Louis I may not have been one of the most "hands-on" sovereigns of Monaco but he was certainly one of the most interesting, accomplished and stylish. Louis was born in Monaco on July 25, 1642 to Prince Hercules and Princess Aurelia Spinola of Monaco but the greatest influence on his life was his grandfather and predecessor the Sovereign Prince Honore II. Since 1524 Monaco had been a protectorate of the Kingdom of Spain but that had begun to change during the reign of Prince Honore II who was a zealous Francophile. After building up the principality Honore II drove out the Spanish and made Monaco a protectorate of France in return for which he was awarded titles in the French nobility. As part of his campaign of goodwill toward France Honore II sent his grandson Louis to represent him at the lavish court of the French king where he proved to be quite popular. In 1660 Prince Louis married Catherine-Charlotte de Gramont, daughter of Antoine III de Gramont, who was a Marshal of France.

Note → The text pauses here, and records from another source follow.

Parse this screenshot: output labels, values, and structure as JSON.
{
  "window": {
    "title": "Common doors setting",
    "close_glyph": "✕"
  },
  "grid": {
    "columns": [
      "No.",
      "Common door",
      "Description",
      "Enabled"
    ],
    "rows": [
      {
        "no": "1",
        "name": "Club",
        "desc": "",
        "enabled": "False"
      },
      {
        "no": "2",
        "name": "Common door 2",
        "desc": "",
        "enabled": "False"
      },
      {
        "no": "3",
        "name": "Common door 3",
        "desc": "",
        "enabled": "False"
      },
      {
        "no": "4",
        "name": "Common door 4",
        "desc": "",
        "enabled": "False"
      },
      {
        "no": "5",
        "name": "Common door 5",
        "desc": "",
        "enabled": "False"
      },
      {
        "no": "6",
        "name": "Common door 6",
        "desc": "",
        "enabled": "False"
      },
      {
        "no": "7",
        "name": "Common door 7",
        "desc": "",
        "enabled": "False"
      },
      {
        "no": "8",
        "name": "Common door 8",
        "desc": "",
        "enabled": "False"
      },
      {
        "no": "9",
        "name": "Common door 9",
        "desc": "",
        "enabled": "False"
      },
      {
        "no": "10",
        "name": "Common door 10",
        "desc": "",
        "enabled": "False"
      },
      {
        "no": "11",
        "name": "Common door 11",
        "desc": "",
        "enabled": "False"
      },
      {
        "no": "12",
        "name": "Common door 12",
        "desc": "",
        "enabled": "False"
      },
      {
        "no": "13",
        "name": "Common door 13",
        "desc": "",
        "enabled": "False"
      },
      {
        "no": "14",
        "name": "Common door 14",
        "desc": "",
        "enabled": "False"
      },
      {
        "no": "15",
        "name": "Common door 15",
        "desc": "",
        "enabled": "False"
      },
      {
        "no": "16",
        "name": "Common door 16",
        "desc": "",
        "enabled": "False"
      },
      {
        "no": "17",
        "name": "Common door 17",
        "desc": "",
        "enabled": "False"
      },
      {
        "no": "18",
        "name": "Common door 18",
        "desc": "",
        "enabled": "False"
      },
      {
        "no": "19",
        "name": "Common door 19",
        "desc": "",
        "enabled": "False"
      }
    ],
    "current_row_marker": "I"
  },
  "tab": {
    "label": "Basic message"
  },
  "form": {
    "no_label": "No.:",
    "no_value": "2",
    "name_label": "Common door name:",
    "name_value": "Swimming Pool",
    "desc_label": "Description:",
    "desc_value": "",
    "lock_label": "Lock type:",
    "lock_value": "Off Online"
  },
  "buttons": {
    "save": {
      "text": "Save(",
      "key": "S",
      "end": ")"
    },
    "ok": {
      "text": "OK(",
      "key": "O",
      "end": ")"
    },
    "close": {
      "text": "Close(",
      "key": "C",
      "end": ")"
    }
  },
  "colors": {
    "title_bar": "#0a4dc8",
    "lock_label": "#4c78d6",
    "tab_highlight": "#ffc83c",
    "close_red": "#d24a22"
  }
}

Prince Louis was an accomplished soldier who fought for King Louis XIV in his wars against England and Spain. Louis had the unique position at the French court of being both the representative of a foreign power, the Principality of Monaco, as well as a member of the French nobility as the second Duke of Valentinois. In 1662 Honore II died and his grandson succeeded him as Sovereign Prince Louis I but he spent most of his time in France, usually in Paris or at the court of King Louis XIV at Versailles. Another reason for his good graces with Louis XIV was probably the attractiveness of his wife Princess Catherine-Charlotte who, for a few months, joined the ranks of the many mistresses of Louis XIV before he moved on to the favors of the famous Madame de Montespan. Prince Louis I, himself not exactly a chaste man, prudently made himself scarce during these periods, going off to war for Louis XIV.

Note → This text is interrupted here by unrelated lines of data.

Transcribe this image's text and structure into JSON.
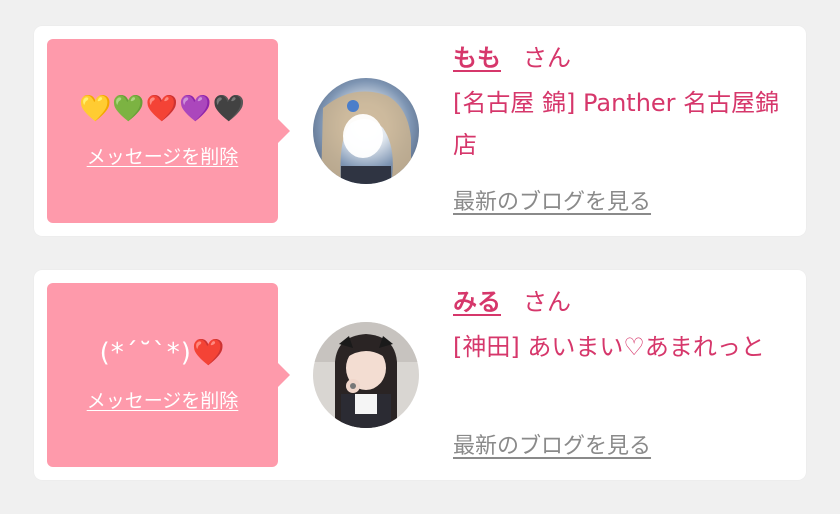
{
  "messages": [
    {
      "text": "💛💚❤️💜🖤",
      "delete_label": "メッセージを削除",
      "name": "もも",
      "honorific": "さん",
      "shop": "[名古屋 錦] Panther 名古屋錦店",
      "blog_label": "最新のブログを見る"
    },
    {
      "text": "(*´˘`*)❤️",
      "delete_label": "メッセージを削除",
      "name": "みる",
      "honorific": "さん",
      "shop": "[神田] あいまい♡あまれっと",
      "blog_label": "最新のブログを見る"
    }
  ],
  "colors": {
    "bubble": "#fe9aab",
    "accent": "#d6376b",
    "link_gray": "#8a8a8a",
    "background": "#f0f0f0"
  }
}
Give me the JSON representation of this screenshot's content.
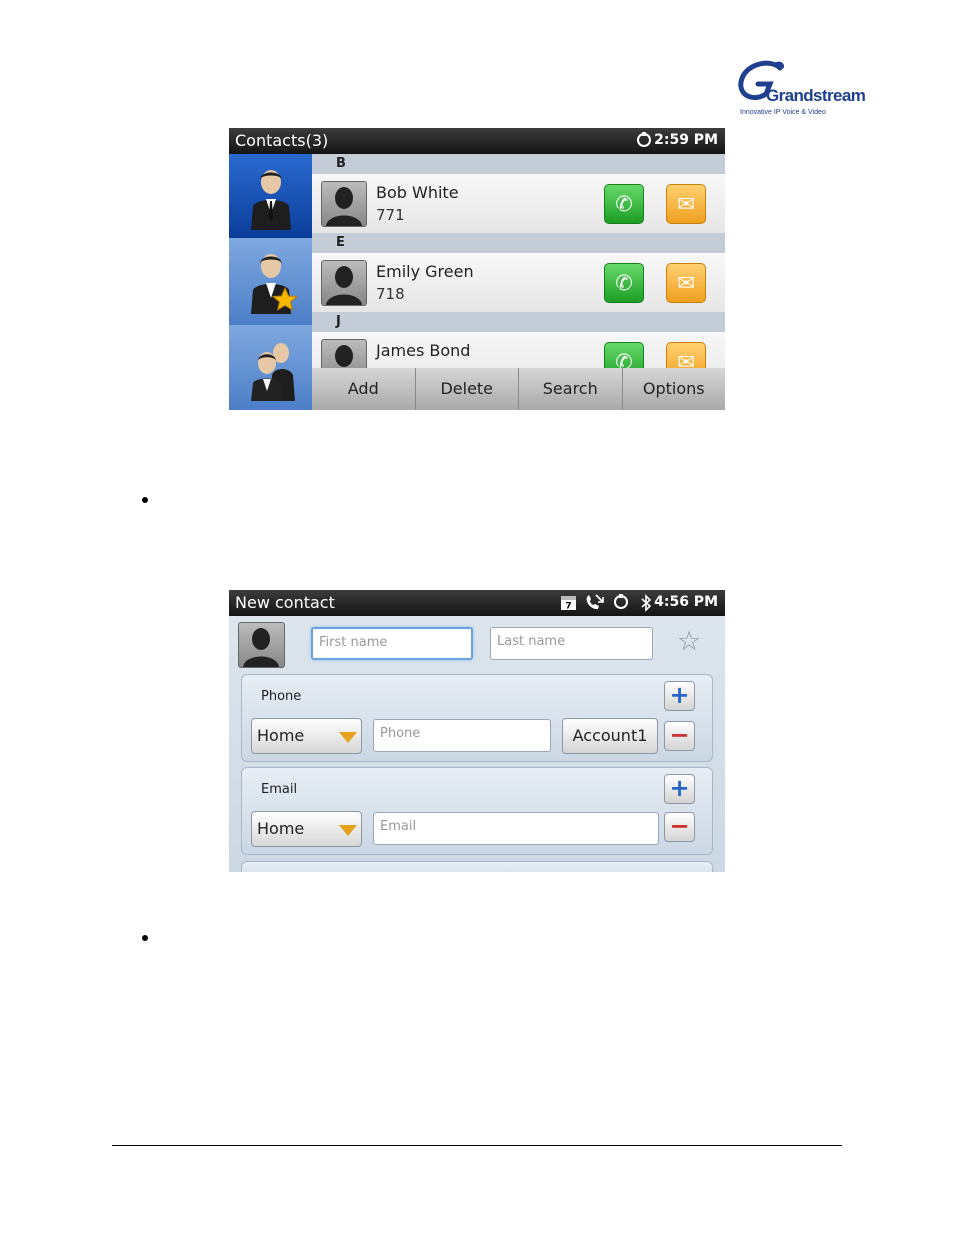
{
  "logo": {
    "brand": "Grandstream",
    "tagline": "Innovative IP Voice & Video"
  },
  "contacts_screen": {
    "title": "Contacts(3)",
    "time": "2:59 PM",
    "sections": [
      {
        "letter": "B",
        "contact": {
          "name": "Bob White",
          "number": "771"
        }
      },
      {
        "letter": "E",
        "contact": {
          "name": "Emily Green",
          "number": "718"
        }
      },
      {
        "letter": "J",
        "contact": {
          "name": "James Bond",
          "number": ""
        }
      }
    ],
    "bottom_buttons": [
      "Add",
      "Delete",
      "Search",
      "Options"
    ]
  },
  "new_contact_screen": {
    "title": "New contact",
    "time": "4:56 PM",
    "first_name_placeholder": "First name",
    "last_name_placeholder": "Last name",
    "phone": {
      "label": "Phone",
      "type": "Home",
      "placeholder": "Phone",
      "account": "Account1",
      "add": "+",
      "remove": "−"
    },
    "email": {
      "label": "Email",
      "type": "Home",
      "placeholder": "Email",
      "add": "+",
      "remove": "−"
    }
  }
}
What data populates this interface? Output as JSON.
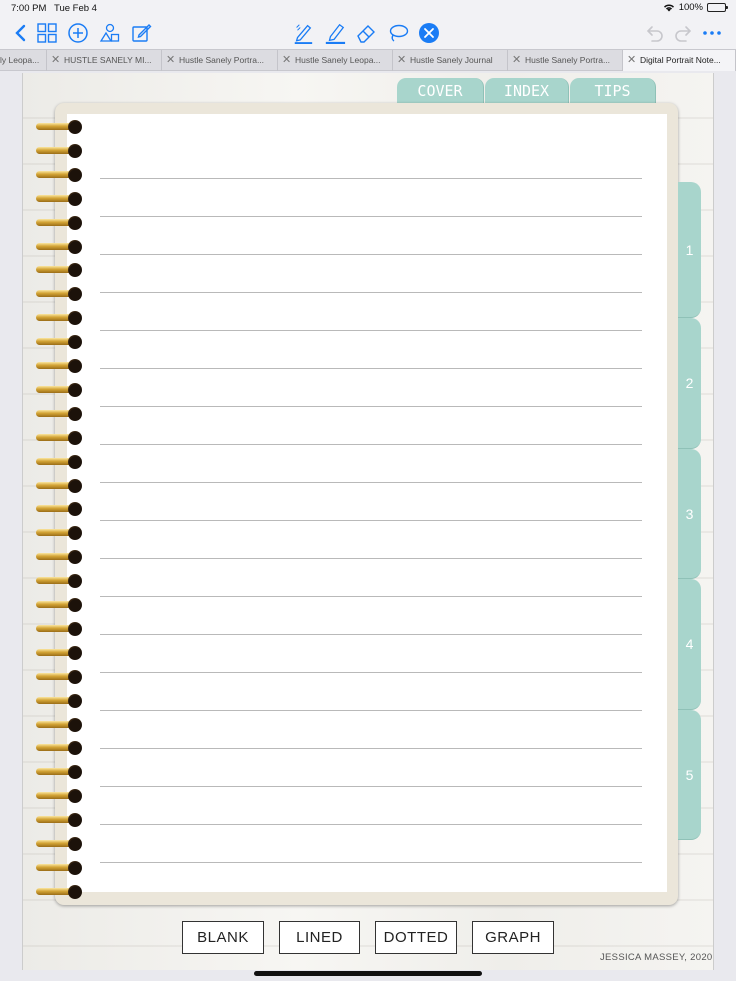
{
  "status_bar": {
    "time": "7:00 PM",
    "date": "Tue Feb 4",
    "battery": "100%"
  },
  "toolbar": {
    "left_icons": [
      "chevron-left-icon",
      "grid-icon",
      "plus-circle-icon",
      "shapes-icon",
      "compose-icon"
    ],
    "center_icons": [
      "pen-icon",
      "highlighter-icon",
      "eraser-icon",
      "lasso-icon",
      "close-circle-icon"
    ],
    "right_icons": [
      "undo-icon",
      "redo-icon",
      "more-icon"
    ],
    "accent_color": "#1a7cf5"
  },
  "doc_tabs": [
    {
      "label": "ly Leopa..."
    },
    {
      "label": "HUSTLE SANELY MI..."
    },
    {
      "label": "Hustle Sanely Portra..."
    },
    {
      "label": "Hustle Sanely Leopa..."
    },
    {
      "label": "Hustle Sanely Journal"
    },
    {
      "label": "Hustle Sanely Portra..."
    },
    {
      "label": "Digital Portrait Note..."
    }
  ],
  "notebook": {
    "top_tabs": [
      "COVER",
      "INDEX",
      "TIPS"
    ],
    "side_tabs": [
      "1",
      "2",
      "3",
      "4",
      "5"
    ],
    "tab_color": "#a8d5cc",
    "ring_count": 33,
    "line_count": 19,
    "page_buttons": [
      "BLANK",
      "LINED",
      "DOTTED",
      "GRAPH"
    ],
    "credit": "JESSICA MASSEY, 2020"
  }
}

Although he may have been popular in France, Louis I of Monaco was not such a big hit in Great Britain which he visited in 1677. King Charles II was outraged by the way Louis I showered gifts on Hortense Mancini, one of the many mistresses of Charles II. He later fought against England in the War of the United Provinces and earned further favor with Louis XIV for his bold leadership on the battlefields of Flanders and Franche-Comte at the head of his regiment the Monaco Cavalry. Personal tragedy struck in 1678 when Princess Catherine-Charlotte died at the age of 39. She had, however, given Louis I six children; two sons and four daughters so the Monegasque succession was quite sure for the time being. In any event, Louis XIV was so impressed by the distinguished service of Prince Louis I of Monaco that he decided to name him as his official ambassador to the Holy See. It was a very reasonable move since Louis I's Grimaldi family ties in Genoa and across Italy would serve him well while in Rome.
It was in Rome at the papal court that Louis I could have made his greatest impact on history as he was chosen for the important assignment with the intention of representing the interests of Louis XIV in the critical issue of the Spanish succession. It was Louis I of Monaco who tried to bring about an agreement between the two bitter sides of what would prove to be a very costly war. Typically for a Monegasque prince though, when not engaged in diplomatic work, Louis I was well known for his stylish entertaining and lavish lifestyle. Unfortunately for his successors he went rather too far and was soon forced to sell off the awesome art collection of Honore II to pay his debts. He spent his family into the poor house to the point that Monaco was virtually bankrupt and, unfortunately, Louis I died before the issue of the Spanish succession could be settled on January 3, 1701. Had he succeeded in arranging an international agreement on Spain to the favor of King Louis XIV he almost certainly would have earned great rewards for himself. As it was, he left the Monegasque throne to his son Prince Antoine with nothing but empty pockets and a reputation for grand parties and military glory.
Post a Comment